2009 Chrysler Sebring Performance
This performance review was created when the car was new. Some links may no longer point to an active page.
The Chrysler Sebring has consistently scored low in our performance rankings. Reviewers say its standard engine is vastly underpowered, while the two V6 engines offered still trail what most competitors offer and get comparatively poor fuel economy. Critics say that the Sebring's suspension is comfortable, but its steering elicits many complaints.
- "Curvy two-lane roads exacerbate the Sebring's lousy steering and make it difficult to aim the car precisely. The ride is overly soft and floaty, and combinations of sudden bumps and curves toss the Sebring around to the point that the suspension just can't keep up." -- About.com
- "Unfortunately, the Sebring's top-spec engine, a relatively torquey 235-hp, 3.5-liter V-6, is no Hemi. And while the 3.5-liter's standard six-speed manu-matic shifts smoothly and intuitively, the four-speed automatics mated to the 2.4-liter four and the 2.7-liter V-6 are somewhat clunky and rough." -- Automobile Magazine
- "The best powertrain is the Limited trim level's standard 3.5-liter V-6 and six-speed automatic; it's the only one that provides strong acceleration." -- Cars.com
Acceleration and Power
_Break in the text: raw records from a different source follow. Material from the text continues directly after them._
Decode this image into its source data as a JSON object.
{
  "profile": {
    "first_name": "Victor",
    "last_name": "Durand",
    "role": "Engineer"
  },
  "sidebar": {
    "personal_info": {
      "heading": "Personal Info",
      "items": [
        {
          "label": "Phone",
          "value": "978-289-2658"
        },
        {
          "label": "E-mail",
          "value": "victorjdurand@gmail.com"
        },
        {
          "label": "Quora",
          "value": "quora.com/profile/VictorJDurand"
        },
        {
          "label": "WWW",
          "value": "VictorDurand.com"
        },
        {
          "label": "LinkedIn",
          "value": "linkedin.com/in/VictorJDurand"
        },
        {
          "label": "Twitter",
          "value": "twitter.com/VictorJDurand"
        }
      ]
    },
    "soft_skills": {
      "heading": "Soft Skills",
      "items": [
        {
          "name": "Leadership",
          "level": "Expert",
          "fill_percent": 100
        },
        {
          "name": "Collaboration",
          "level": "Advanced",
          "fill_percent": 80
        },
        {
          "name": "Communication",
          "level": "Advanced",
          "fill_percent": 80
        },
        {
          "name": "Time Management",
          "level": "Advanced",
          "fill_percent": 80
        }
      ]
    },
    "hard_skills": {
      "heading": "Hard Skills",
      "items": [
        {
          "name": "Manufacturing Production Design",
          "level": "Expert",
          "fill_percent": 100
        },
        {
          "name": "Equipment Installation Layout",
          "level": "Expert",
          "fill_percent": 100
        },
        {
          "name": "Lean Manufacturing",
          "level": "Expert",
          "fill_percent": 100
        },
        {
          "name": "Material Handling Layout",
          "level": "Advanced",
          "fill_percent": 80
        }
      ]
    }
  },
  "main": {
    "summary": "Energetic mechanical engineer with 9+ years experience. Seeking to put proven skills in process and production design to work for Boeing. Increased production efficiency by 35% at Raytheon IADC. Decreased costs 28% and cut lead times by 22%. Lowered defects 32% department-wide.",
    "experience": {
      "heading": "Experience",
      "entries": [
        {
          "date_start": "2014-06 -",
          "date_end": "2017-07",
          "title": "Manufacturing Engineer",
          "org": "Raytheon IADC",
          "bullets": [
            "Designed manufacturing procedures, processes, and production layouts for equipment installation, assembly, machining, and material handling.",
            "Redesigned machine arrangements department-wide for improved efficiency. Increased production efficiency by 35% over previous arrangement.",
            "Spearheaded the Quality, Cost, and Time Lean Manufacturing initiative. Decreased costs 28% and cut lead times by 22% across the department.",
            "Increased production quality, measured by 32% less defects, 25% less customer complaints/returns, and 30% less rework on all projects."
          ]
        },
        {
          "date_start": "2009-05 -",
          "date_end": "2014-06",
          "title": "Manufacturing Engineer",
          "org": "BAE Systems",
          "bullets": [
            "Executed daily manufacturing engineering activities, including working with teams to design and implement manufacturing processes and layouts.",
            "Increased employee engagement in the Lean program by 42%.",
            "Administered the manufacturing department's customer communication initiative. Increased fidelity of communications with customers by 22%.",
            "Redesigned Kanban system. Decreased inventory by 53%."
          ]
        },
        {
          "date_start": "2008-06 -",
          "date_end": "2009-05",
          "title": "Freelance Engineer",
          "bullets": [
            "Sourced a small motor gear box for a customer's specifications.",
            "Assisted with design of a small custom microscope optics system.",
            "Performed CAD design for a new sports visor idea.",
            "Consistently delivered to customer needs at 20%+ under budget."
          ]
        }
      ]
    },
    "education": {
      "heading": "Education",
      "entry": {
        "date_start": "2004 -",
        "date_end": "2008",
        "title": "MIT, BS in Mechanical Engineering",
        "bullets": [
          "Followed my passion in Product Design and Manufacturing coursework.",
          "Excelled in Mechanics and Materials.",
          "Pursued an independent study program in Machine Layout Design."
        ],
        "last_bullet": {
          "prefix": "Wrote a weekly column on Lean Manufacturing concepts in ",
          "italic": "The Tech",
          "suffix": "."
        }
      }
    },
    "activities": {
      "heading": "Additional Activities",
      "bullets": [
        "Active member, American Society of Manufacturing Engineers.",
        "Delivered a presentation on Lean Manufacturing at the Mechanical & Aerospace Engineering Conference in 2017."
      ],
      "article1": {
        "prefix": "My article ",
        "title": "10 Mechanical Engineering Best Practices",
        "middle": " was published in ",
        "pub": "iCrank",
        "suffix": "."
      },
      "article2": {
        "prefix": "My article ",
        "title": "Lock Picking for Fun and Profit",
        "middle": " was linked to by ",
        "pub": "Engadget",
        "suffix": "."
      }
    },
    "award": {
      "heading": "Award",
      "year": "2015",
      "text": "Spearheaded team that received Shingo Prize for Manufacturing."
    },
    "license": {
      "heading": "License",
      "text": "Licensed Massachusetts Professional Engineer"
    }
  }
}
The 2009 Chrysler Sebring is offered with three engine options. The base inline four-cylinder engine makes 173 horsepower and is the most fuel-efficient, with an EPA rating of 21/30 mpg city/highway. But many test drivers find it underpowered. V6 options include a 2.7-liter model making 186 horsepower, which is rated at 19/27 mpg. That one doesn't impress writers much more than the four-cylinder. Both the four-cylinder and the smaller V6 are also hampered by an antiquated four-speed automatic transmission. The top-of-the-line 3.5-liter V6 and a six-speed automatic transmission is offered on Limited models. It has 235 horsepower, but one of the lowest fuel-economy ratings in the midsize class at 16/27 mpg, even with the more advanced six-speed transmission.
- "Four-cylinder Sebrings struggle in passing and merging situations, though they cope adequately with around-town driving. The 2.7 V6 is stronger overall, though its transmission shifts harshly. Power is ample with the 3.5-liter V6, but the 6-speed's rough, delayed downshifts frustrate passing efforts." -- Consumer Guide
- "The 2.7-liter V-6 handled all situations impressively, but was noisy when asked to do maximum duty. Interior cabin conversations had to be put on pause when I accelerated onto local freeways." -- Sacramento Bee
- "The top V6 is still a tad light on off-the-line pull, but it's plenty satisfying once it revs up and considerably smoother than the smaller engines." -- Edmunds
Handling and Braking
Most auto writers like the suspension tuning of the Sebring, which is geared for a smooth ride. Fewer like the electronically-assisted steering, which can feel light and imprecise. The car's brakes stop it well, but some complain of poor pedal feel.
- "Good isolation from bumps and rough surfaces, but highway-speed stability is compromised by excessive body float over dips and swells." -- Consumer Guide
- "It lacks the driver involvement of even a Honda Accord." -- Automobile Magazine
- "Turning the steering wheel revealed the same odd sensations we found on earlier Sebring and Avenger drives, specifically, sharp turn-in followed by vagueness. The light steering effort didn't help us get our bearings, either." -- Car and Driver
- "Ride quality is among the Sebring's strong points, as it proves both comfortable and composed at freeway speeds." -- Edmunds
- "The all-disc brakes are easy to modulate and delivered strong performance on the Southern California canyon roads on which I drove the convertible. Brake pedal feel is a bit spongy, though." -- Cars.com